<<<<

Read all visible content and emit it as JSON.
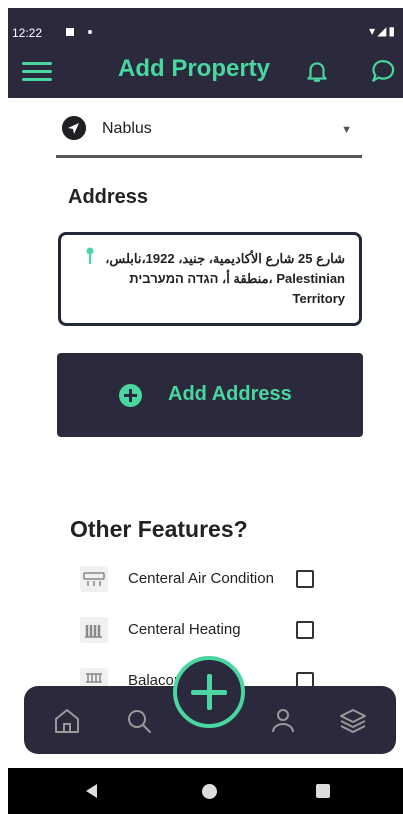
{
  "status_bar": {
    "time": "12:22",
    "icons": "▾◢▮"
  },
  "header": {
    "title": "Add Property"
  },
  "city_select": {
    "value": "Nablus"
  },
  "address": {
    "heading": "Address",
    "text": "شارع 25 شارع الأكاديمية، جنيد، 1922،نابلس، منطقة أ، הגדה המערבית، Palestinian Territory"
  },
  "add_address_button": {
    "label": "Add Address"
  },
  "features": {
    "heading": "Other Features?",
    "items": [
      {
        "label": "Centeral Air Condition",
        "checked": false
      },
      {
        "label": "Centeral Heating",
        "checked": false
      },
      {
        "label": "Balacony Terrace",
        "checked": false
      }
    ]
  },
  "bottom_nav": {
    "items": [
      "home-icon",
      "search-icon",
      "add-icon",
      "profile-icon",
      "layers-icon"
    ]
  },
  "colors": {
    "accent": "#49d6a1",
    "dark": "#2a2a3c"
  }
}
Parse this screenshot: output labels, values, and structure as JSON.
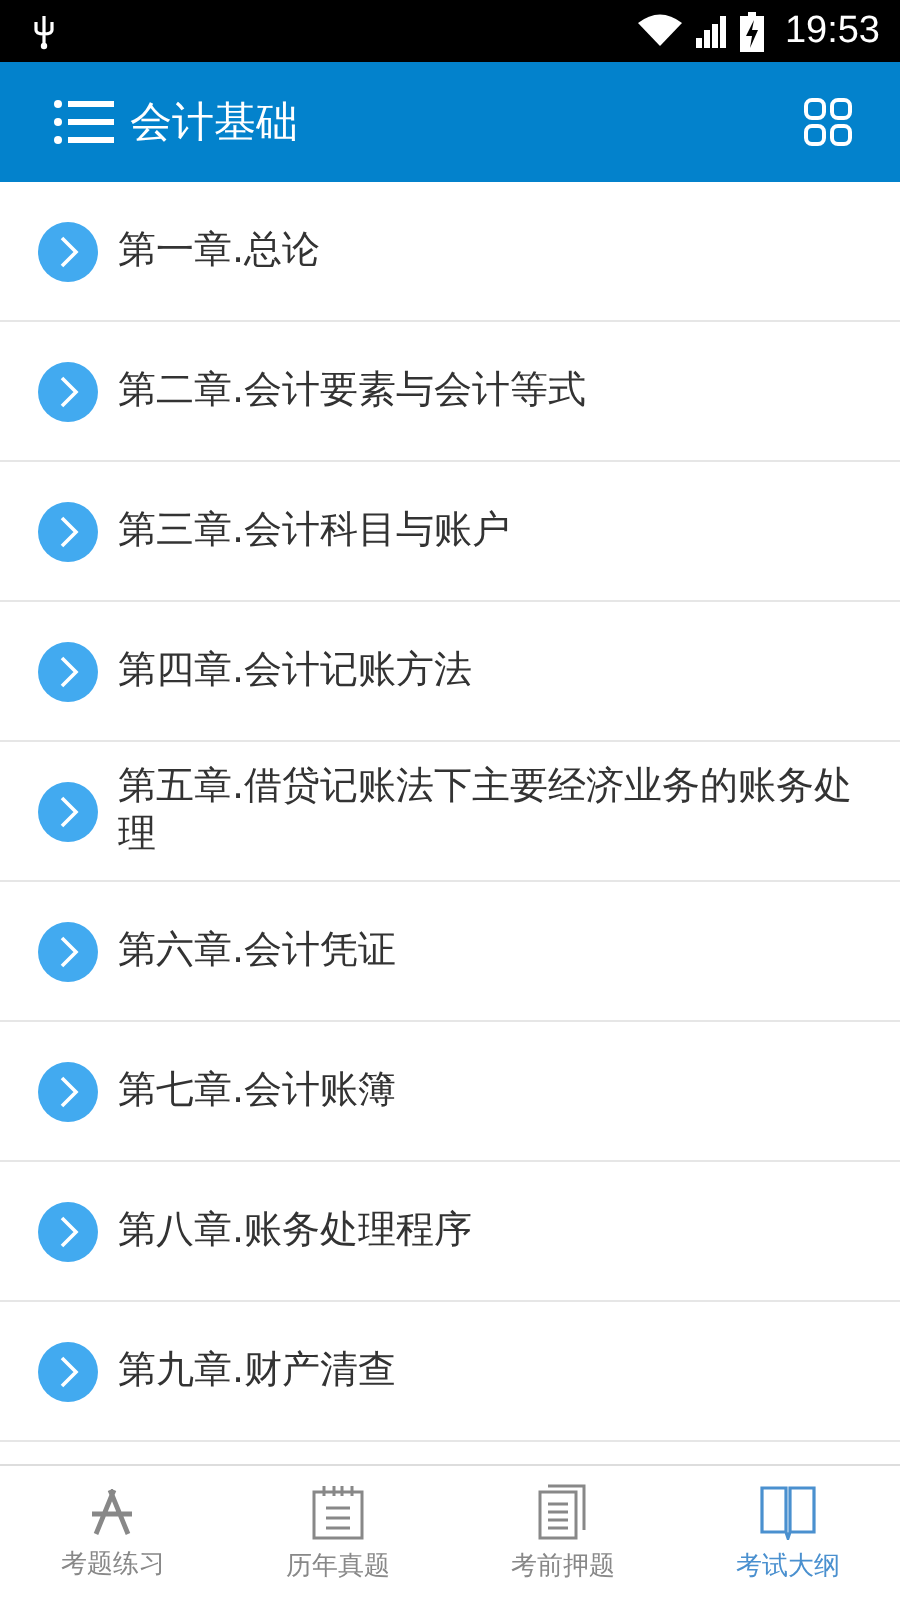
{
  "status_bar": {
    "time": "19:53"
  },
  "header": {
    "title": "会计基础"
  },
  "chapters": [
    {
      "title": "第一章.总论"
    },
    {
      "title": "第二章.会计要素与会计等式"
    },
    {
      "title": "第三章.会计科目与账户"
    },
    {
      "title": "第四章.会计记账方法"
    },
    {
      "title": "第五章.借贷记账法下主要经济业务的账务处理"
    },
    {
      "title": "第六章.会计凭证"
    },
    {
      "title": "第七章.会计账簿"
    },
    {
      "title": "第八章.账务处理程序"
    },
    {
      "title": "第九章.财产清查"
    }
  ],
  "tabs": [
    {
      "label": "考题练习",
      "kind": "practice",
      "selected": false
    },
    {
      "label": "历年真题",
      "kind": "calendar",
      "selected": false
    },
    {
      "label": "考前押题",
      "kind": "documents",
      "selected": false
    },
    {
      "label": "考试大纲",
      "kind": "book",
      "selected": true
    }
  ]
}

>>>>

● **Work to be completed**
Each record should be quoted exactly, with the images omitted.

● **Solution to the problem**
Read all visible content and emit it as JSON.
{
  "status_bar": {
    "time": "12:22",
    "icons": "▾◢▮"
  },
  "header": {
    "title": "Add Property"
  },
  "city_select": {
    "value": "Nablus"
  },
  "address": {
    "heading": "Address",
    "text": "شارع 25 شارع الأكاديمية، جنيد، 1922،نابلس، منطقة أ، הגדה המערבית، Palestinian Territory"
  },
  "add_address_button": {
    "label": "Add Address"
  },
  "features": {
    "heading": "Other Features?",
    "items": [
      {
        "label": "Centeral Air Condition",
        "checked": false
      },
      {
        "label": "Centeral Heating",
        "checked": false
      },
      {
        "label": "Balacony Terrace",
        "checked": false
      }
    ]
  },
  "bottom_nav": {
    "items": [
      "home-icon",
      "search-icon",
      "add-icon",
      "profile-icon",
      "layers-icon"
    ]
  },
  "colors": {
    "accent": "#49d6a1",
    "dark": "#2a2a3c"
  }
}
Parse this screenshot: output labels, values, and structure as JSON.
{
  "status_bar": {
    "time": "19:53"
  },
  "header": {
    "title": "会计基础"
  },
  "chapters": [
    {
      "title": "第一章.总论"
    },
    {
      "title": "第二章.会计要素与会计等式"
    },
    {
      "title": "第三章.会计科目与账户"
    },
    {
      "title": "第四章.会计记账方法"
    },
    {
      "title": "第五章.借贷记账法下主要经济业务的账务处理"
    },
    {
      "title": "第六章.会计凭证"
    },
    {
      "title": "第七章.会计账簿"
    },
    {
      "title": "第八章.账务处理程序"
    },
    {
      "title": "第九章.财产清查"
    }
  ],
  "tabs": [
    {
      "label": "考题练习",
      "kind": "practice",
      "selected": false
    },
    {
      "label": "历年真题",
      "kind": "calendar",
      "selected": false
    },
    {
      "label": "考前押题",
      "kind": "documents",
      "selected": false
    },
    {
      "label": "考试大纲",
      "kind": "book",
      "selected": true
    }
  ]
}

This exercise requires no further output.